If an important person isn’t introduced at all until the chapter before they do something huge, your reader will probably feel tricked and confused. They’ve been asking questions and making guesses about the people that are already involved in the story this whole time, and now it seems like everything they knew up until that event was pointless. Why would they have to read so many chapters of information that barely had anything to do with the story? You should prepare your reader for any important event, including plot twists. Surprises are good, but only if they’re connected to the story up until that point.

Sometimes a lack of foreshadowing is because you didn’t know where you were going with the story until you got there. Your readers are going to feel like you’re wandering all over the place. If you were feeling out where you were going with the story until you came up with a great idea, you’re going to have to go back and make the scenes before that build up to that great idea. I recommend following a pattern like the one I described in Purposed Scenes: Write a list of all of your scenes and figure out how each one is building on each other to reach the climax.

Foreshadowing is most important in the beginning of your book. Your reader should get a feel for who the book is about, what the theme is, and what kind of book it will be—all before they ever leave the first chapter. If you’re writing a romance novel, it should seem like a romance novel from the first chapter. If it doesn’t, people who want to read romance novels won’t make it past the first chapter. Then people who like the first chapter will be disappointed when it turns out to be a romance.

So here are three ways you can foreshadow important events in your novel:

  1. Introduce an object that is connected to the event or plot twist. It keep showing up throughout the whole story, but it doesn’t seem important until the moment of discovery. The reaction you’re looking for is “Oh, now I understand why that was there!”
  2. Keep a character involved in the story, but don’t explain much about who they are. It makes sense for them to play the part they’re playing, and no one really asks any questions. Your reader doesn’t realize that she didn’t ask those questions until you show something about that character that no one expected.
  3. Use your writing style to create a mood echoing the mood of what will happen. Jane Austen was a master of this with her slicing wit and sarcasm. You couldn’t expect anything less than stubborn, cutting arguments and the regrets that followed from Elizabeth Bennet. A dark tone is an essential for macabre or gothic fiction. Sometimes the mood that you set is enough to set expectations of how the rest of the piece will go.

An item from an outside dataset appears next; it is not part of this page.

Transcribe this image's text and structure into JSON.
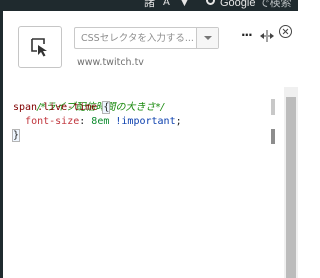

These are only a couple ideas to get you started, of course. There are many ways you can foreshadow turning points, and they will change depending on what you’re writing about.

Foreshadowing is one of the hardest techniques a writer can learn, but also one of the most important. You constantly have to manage the delicate line between preparing your readers and giving the story away. The best way to be sure that you’re foreshadowing properly is to have someone else read your entire manuscript without knowing anything about it. If you want feedback on foreshadowing in your unique manuscript, send me an email or take me up on a free chapter edit.

Your turn: What ways have you used foreshadowing in your writing?